Our 11th winery stop this season, Wild Rose, was up another winding gravel road and down into a valley that ran along a creek. The tasting room, a large metal building, was banked by their grape vines and stretched out along the valley floor.
Tasting was gratis and we brought home another nice smooth red. The daughter of the original owners told us the story of the free salt shakers.
After her parents passed on, each of the children took what they wanted from the estate. The son thought it would be a nice gesture to give each visitor a set of salt shakers from their mother’s enormous collection and all agreed. Set by set the shakers became part of each family who enjoyed Wild Rose wine.
Overcast morning arrives, perfect weather for the start of clean up from our 150 Christian campers that occupied our campground for the last 5 days.
This group was our first taste of an unwelcome situation at our campground.
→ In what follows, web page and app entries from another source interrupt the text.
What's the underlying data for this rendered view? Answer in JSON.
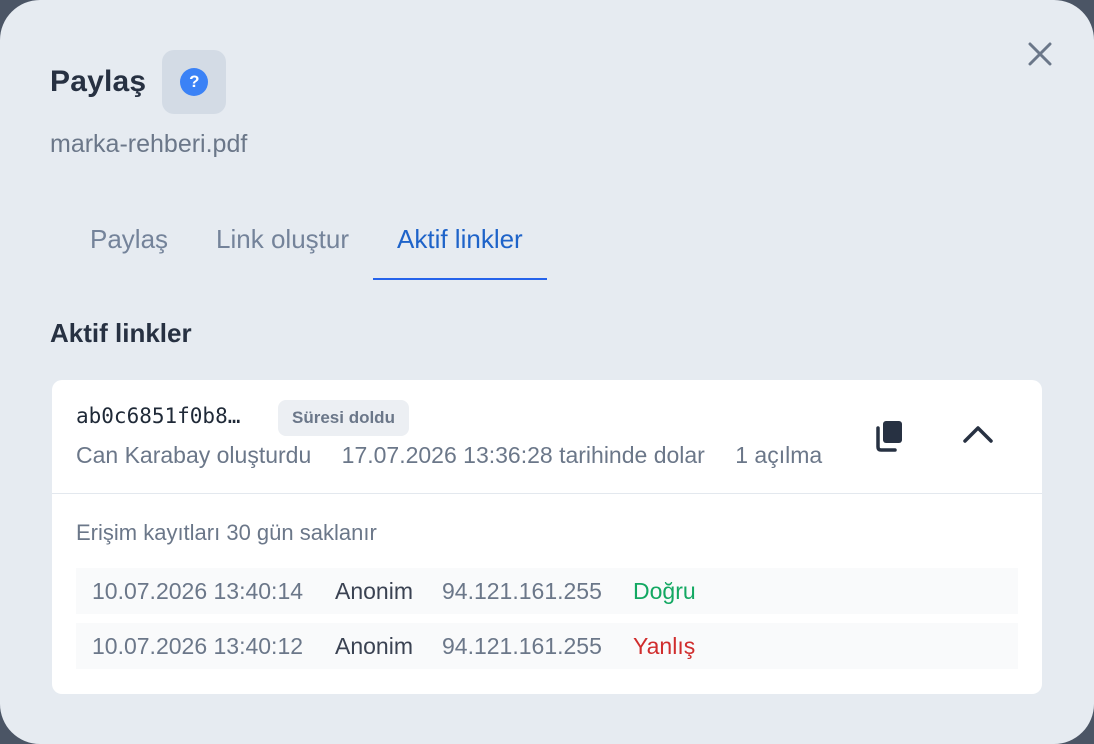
{
  "dialog": {
    "title": "Paylaş",
    "filename": "marka-rehberi.pdf",
    "help_icon": "question-circle-icon",
    "close_icon": "close-icon"
  },
  "tabs": [
    {
      "label": "Paylaş",
      "active": false
    },
    {
      "label": "Link oluştur",
      "active": false
    },
    {
      "label": "Aktif linkler",
      "active": true
    }
  ],
  "section_title": "Aktif linkler",
  "link": {
    "id": "ab0c6851f0b8…",
    "status_badge": "Süresi doldu",
    "created_by": "Can Karabay oluşturdu",
    "expires": "17.07.2026 13:36:28 tarihinde dolar",
    "opens": "1 açılma",
    "copy_icon": "copy-icon",
    "collapse_icon": "chevron-up-icon",
    "retention_note": "Erişim kayıtları 30 gün saklanır",
    "access_log": [
      {
        "timestamp": "10.07.2026 13:40:14",
        "user": "Anonim",
        "ip": "94.121.161.255",
        "result": "Doğru",
        "result_color": "#13a862"
      },
      {
        "timestamp": "10.07.2026 13:40:12",
        "user": "Anonim",
        "ip": "94.121.161.255",
        "result": "Yanlış",
        "result_color": "#d02d2d"
      }
    ]
  },
  "colors": {
    "accent": "#2563eb",
    "success": "#13a862",
    "error": "#d02d2d"
  }
}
Not from our campers but from drunk vagrants sleeping on unimproved BLM property.
I happened upon them while taking a walk with KatieBug on the upper trail. John was repairing a bridge rail about 500 yards back and I walked on enjoying the cool forest. I spotted a tent pitched off the trail and a drunk stumbled onto the trail asking where he could get spare food for he and his friend. After answering, I turned to walk back to the bridge and heard the deep throated barks of large dogs coming from the forest. I quickly walked back towards the bridge, met up with John and we both headed to LilyPad to call the Sheriff. Along with being publicly drunk and having loose dogs, they had made a campfire on the ground during our fire ban, a big no-no during dry season in this part of the country.
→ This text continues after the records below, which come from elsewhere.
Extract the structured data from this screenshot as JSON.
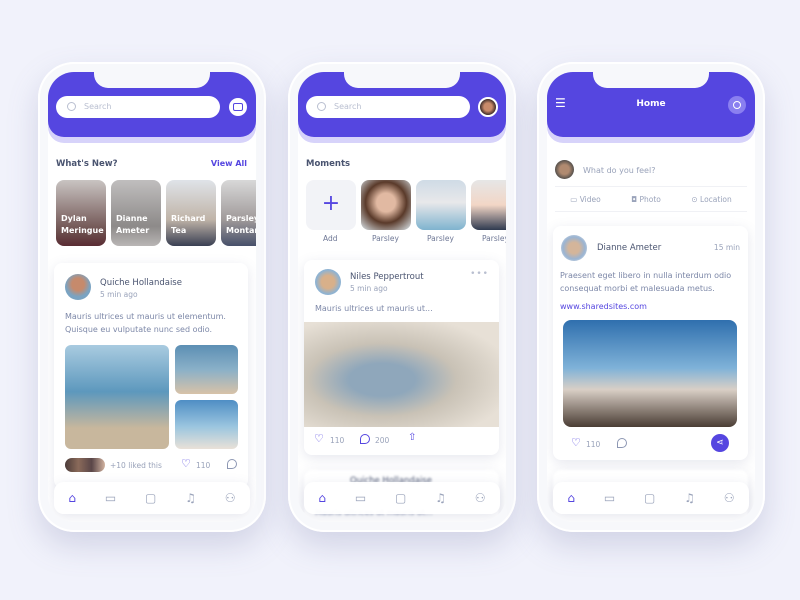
{
  "accent": "#5546e0",
  "screen1": {
    "search_placeholder": "Search",
    "section_title": "What's New?",
    "view_all": "View All",
    "stories": [
      {
        "first": "Dylan",
        "last": "Meringue"
      },
      {
        "first": "Dianne",
        "last": "Ameter"
      },
      {
        "first": "Richard",
        "last": "Tea"
      },
      {
        "first": "Parsley",
        "last": "Montana"
      }
    ],
    "post": {
      "author": "Quiche Hollandaise",
      "time": "5 min ago",
      "line1": "Mauris ultrices ut mauris ut elementum.",
      "line2": "Quisque eu vulputate nunc sed odio.",
      "liked_by": "+10 liked this",
      "likes": "110"
    }
  },
  "screen2": {
    "search_placeholder": "Search",
    "section_title": "Moments",
    "moments": [
      {
        "label": "Add"
      },
      {
        "label": "Parsley"
      },
      {
        "label": "Parsley"
      },
      {
        "label": "Parsley"
      }
    ],
    "post": {
      "author": "Niles Peppertrout",
      "time": "5 min ago",
      "text": "Mauris ultrices ut mauris ut...",
      "likes": "110",
      "comments": "200"
    },
    "post2": {
      "author": "Quiche Hollandaise",
      "text": "Mauris ultrices ut mauris ut..."
    }
  },
  "screen3": {
    "title": "Home",
    "composer_placeholder": "What do you feel?",
    "actions": [
      "Video",
      "Photo",
      "Location"
    ],
    "post": {
      "author": "Dianne Ameter",
      "time": "15 min",
      "line1": "Praesent eget libero in nulla interdum odio",
      "line2": "consequat morbi et malesuada metus.",
      "link": "www.sharedsites.com",
      "likes": "110"
    }
  },
  "nav_items": [
    "home",
    "tv",
    "chat",
    "bell",
    "profile"
  ]
}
One of our camper dads marched across the street wearing a scowl and looking for action when he banged on our door. We had already called the Sheriff’s office and were waiting for them to arrive. The camper dad told us the men had come down looking for food and used foul language to frighten the kids away from the pavilion. Not accepting our apology or our answer of “Sheriff’s on his way”, he stomped down the road to Mill Pond and demanded Toby go and confront the men. We are here to inform, not to enforce, was Toby’s reply…same answer he got from us.
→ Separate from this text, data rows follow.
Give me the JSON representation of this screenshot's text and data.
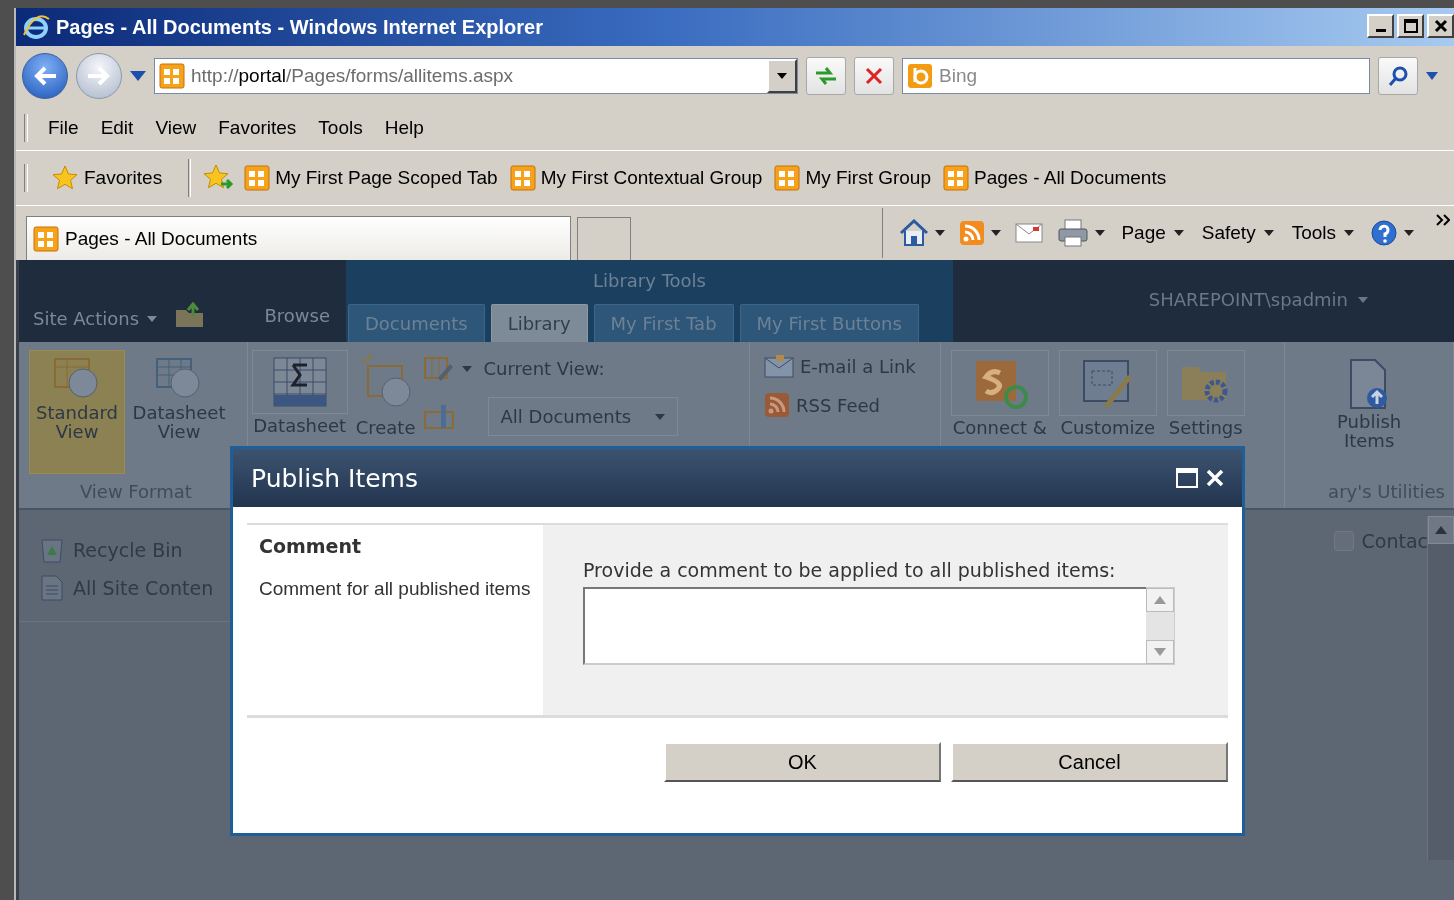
{
  "window": {
    "title": "Pages - All Documents - Windows Internet Explorer"
  },
  "address_bar": {
    "scheme": "http://",
    "host": "portal",
    "path": "/Pages/forms/allitems.aspx"
  },
  "search": {
    "placeholder": "Bing"
  },
  "menu": [
    "File",
    "Edit",
    "View",
    "Favorites",
    "Tools",
    "Help"
  ],
  "favorites_bar": {
    "button": "Favorites",
    "links": [
      "My First Page Scoped Tab",
      "My First Contextual Group",
      "My First Group",
      "Pages - All Documents"
    ]
  },
  "tabs": [
    {
      "label": "Pages - All Documents",
      "selected": true
    }
  ],
  "command_bar": [
    "Page",
    "Safety",
    "Tools"
  ],
  "sharepoint": {
    "site_actions": "Site Actions",
    "contextual_group": "Library Tools",
    "user": "SHAREPOINT\\spadmin",
    "tabs": [
      {
        "label": "Browse",
        "selected": false,
        "contextual": false
      },
      {
        "label": "Documents",
        "selected": false,
        "contextual": true
      },
      {
        "label": "Library",
        "selected": true,
        "contextual": true
      },
      {
        "label": "My First Tab",
        "selected": false,
        "contextual": true
      },
      {
        "label": "My First Buttons",
        "selected": false,
        "contextual": true
      }
    ],
    "ribbon": {
      "view_format": {
        "label": "View Format",
        "buttons": [
          {
            "label": "Standard View",
            "selected": true
          },
          {
            "label": "Datasheet View",
            "selected": false
          }
        ]
      },
      "datasheet": "Datasheet",
      "create": "Create",
      "current_view_label": "Current View:",
      "current_view_value": "All Documents",
      "share_links": [
        "E-mail a Link",
        "RSS Feed"
      ],
      "connect_buttons": [
        "Connect &",
        "Customize",
        "Settings"
      ],
      "publish": "Publish Items",
      "utilities_label": "ary's Utilities"
    },
    "quick_launch": [
      "Recycle Bin",
      "All Site Conten"
    ],
    "list_checkbox": {
      "label": "Contac",
      "checked": false
    }
  },
  "dialog": {
    "title": "Publish Items",
    "section_title": "Comment",
    "section_description": "Comment for all published items",
    "field_label": "Provide a comment to be applied to all published items:",
    "buttons": [
      "OK",
      "Cancel"
    ]
  }
}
The Sheriff and 3 BLM Rangers arrived and moved the men and their wares into town 45 minutes away. Thinking all was settled, we took the cart back up the trail before dusk and low and behold, another drunken vagrant had set up camp in the same spot. Another trek up the mountain for the sheriff, he gave our newest arrival instructions to stay away from the campground and next morning be gone before noon. To our surprise and relief, he obliged and our nighttime returned to a peaceful quiet.
The bulbs I planted are beginning to bloom adding a nice touch of color to our entrance drive. My herbs are filling out nicely and we use them to perk up flavors on many of our meals.
Plans were arranged for a post 4th of July Ice cream social at our pad with a few BLM hosts tonight after chores. Sort of a “Host Warming Gift” to our neighbors who, after a week of boon docking, were finally able to move into Mill Pond after Toby moved out. A few more hours of cleaning at Lone Pine and we will be ready for our next group of campers.
Another week of same old, same old…long haul to town for supplies, deserted as a ghost town between groups, clean up after the groups leave then hang around until it is time to do it all again. As the weeks pass, “tiny” living and being completely isolated is slowly making me lose the ability to control a full blown, hysterical state of uncontrollably shrieking “what was I thinking!?” Danger Will Robinson, impending explosion.